U.S. will not pause Keystone review; Obama expected to reject
By Valerie Volcovici
WASHINGTON (Reuters) - The United States formally denied a request on Wednesday to pause the review of the proposed Keystone XL oil pipeline, a decision expected to lead to the project's rejection by the Obama administration.
TransCanada Corp's request to the State Department for a delay was seen by many as an attempt to postpone the decision until after President Barack Obama left office and a new president more friendly to the plan took over in 2017.
The White House declined to comment on the State Department's decision.
Secretary of State John Kerry has not given a timeline for making a recommendation on the $8 billion project.
"The secretary believes that, out of respect for that process and all the input that has gone into it, that it is the most appropriate thing to keep that process in place, to continue the review," State Department spokesman John Kirby told a news conference on Wednesday.
The State Department must issue a recommendation because the project crosses the border with Canada.
Since it was proposed seven years ago, the pipeline has been the heart of a struggle between environmentalists opposed to oil sands development and defenders of fossil fuels.

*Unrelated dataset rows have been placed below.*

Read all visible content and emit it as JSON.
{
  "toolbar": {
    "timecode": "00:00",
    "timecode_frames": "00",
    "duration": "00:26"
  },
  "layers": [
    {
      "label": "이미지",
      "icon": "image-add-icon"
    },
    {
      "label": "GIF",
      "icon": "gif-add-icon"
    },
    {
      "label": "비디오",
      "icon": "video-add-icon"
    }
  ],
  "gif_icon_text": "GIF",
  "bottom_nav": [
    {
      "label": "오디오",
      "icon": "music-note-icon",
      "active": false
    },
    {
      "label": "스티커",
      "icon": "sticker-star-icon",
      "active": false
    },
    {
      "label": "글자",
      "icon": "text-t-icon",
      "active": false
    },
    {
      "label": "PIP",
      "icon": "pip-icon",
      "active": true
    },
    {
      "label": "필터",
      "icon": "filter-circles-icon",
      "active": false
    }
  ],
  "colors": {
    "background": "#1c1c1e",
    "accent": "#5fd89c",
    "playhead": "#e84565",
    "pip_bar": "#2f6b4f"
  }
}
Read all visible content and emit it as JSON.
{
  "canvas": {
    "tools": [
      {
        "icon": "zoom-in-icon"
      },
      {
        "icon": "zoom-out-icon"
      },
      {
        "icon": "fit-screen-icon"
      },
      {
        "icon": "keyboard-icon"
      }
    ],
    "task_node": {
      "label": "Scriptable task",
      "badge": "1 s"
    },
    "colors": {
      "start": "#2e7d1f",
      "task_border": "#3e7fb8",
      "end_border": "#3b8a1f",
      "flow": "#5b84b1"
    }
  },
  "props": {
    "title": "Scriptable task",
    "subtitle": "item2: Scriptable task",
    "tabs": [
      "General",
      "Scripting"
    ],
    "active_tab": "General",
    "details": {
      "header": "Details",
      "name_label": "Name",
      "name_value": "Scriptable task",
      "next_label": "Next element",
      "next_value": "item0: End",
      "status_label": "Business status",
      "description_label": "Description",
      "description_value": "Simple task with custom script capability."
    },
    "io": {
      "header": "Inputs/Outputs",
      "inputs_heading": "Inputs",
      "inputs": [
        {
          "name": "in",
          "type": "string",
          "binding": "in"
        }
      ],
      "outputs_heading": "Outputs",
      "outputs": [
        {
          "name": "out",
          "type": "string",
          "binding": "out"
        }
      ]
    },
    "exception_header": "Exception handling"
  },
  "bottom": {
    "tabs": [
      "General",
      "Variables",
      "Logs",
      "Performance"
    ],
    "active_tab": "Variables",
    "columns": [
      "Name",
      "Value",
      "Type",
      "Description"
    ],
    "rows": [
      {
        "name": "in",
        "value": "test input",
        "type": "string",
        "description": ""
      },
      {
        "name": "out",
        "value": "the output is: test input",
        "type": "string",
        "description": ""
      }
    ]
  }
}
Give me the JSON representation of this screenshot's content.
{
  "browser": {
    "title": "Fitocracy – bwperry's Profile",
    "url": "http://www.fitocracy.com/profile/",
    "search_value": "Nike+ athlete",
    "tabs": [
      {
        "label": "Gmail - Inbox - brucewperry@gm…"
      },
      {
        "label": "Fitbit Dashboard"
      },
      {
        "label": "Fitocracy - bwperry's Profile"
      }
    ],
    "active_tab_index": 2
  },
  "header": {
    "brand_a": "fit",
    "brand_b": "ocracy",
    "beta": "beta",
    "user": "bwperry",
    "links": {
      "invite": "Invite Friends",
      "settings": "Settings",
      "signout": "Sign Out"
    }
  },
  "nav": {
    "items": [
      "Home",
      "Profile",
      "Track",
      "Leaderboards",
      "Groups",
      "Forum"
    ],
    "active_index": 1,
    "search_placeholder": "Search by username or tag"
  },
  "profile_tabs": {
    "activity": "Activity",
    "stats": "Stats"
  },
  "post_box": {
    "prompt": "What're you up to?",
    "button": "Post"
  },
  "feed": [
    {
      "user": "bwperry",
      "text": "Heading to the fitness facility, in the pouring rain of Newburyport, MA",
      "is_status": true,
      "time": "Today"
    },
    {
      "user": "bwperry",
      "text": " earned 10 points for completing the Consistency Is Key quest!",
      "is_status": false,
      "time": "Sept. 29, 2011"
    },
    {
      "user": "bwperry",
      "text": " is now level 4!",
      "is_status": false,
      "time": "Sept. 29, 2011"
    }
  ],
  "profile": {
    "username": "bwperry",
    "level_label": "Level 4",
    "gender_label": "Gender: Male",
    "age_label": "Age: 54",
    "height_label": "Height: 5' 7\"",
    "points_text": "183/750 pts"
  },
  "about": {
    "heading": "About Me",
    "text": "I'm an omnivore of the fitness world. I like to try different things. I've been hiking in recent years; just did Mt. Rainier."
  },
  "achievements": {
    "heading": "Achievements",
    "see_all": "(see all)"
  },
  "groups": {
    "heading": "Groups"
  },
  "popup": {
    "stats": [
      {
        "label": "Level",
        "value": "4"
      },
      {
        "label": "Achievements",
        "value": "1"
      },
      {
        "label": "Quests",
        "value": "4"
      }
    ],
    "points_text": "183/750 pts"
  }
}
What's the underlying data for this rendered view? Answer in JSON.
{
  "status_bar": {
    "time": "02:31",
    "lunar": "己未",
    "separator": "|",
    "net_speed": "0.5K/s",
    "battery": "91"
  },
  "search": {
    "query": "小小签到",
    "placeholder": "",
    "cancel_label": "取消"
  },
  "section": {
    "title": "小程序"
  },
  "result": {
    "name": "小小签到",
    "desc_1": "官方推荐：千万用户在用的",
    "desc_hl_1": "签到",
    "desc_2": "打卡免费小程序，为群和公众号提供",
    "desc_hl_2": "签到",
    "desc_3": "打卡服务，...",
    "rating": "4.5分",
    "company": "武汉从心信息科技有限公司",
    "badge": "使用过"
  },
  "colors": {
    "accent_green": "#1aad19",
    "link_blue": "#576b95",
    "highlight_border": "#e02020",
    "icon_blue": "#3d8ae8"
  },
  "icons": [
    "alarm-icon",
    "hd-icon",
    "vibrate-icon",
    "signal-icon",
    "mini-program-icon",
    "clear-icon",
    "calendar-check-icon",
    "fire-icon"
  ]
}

The nearly 1,200-mile (2,000-km) pipeline would carry 830,000 barrels a day of mostly Canadian oil sands crude to Nebraska en route to refineries and ports along the U.S. Gulf Coast. Continued...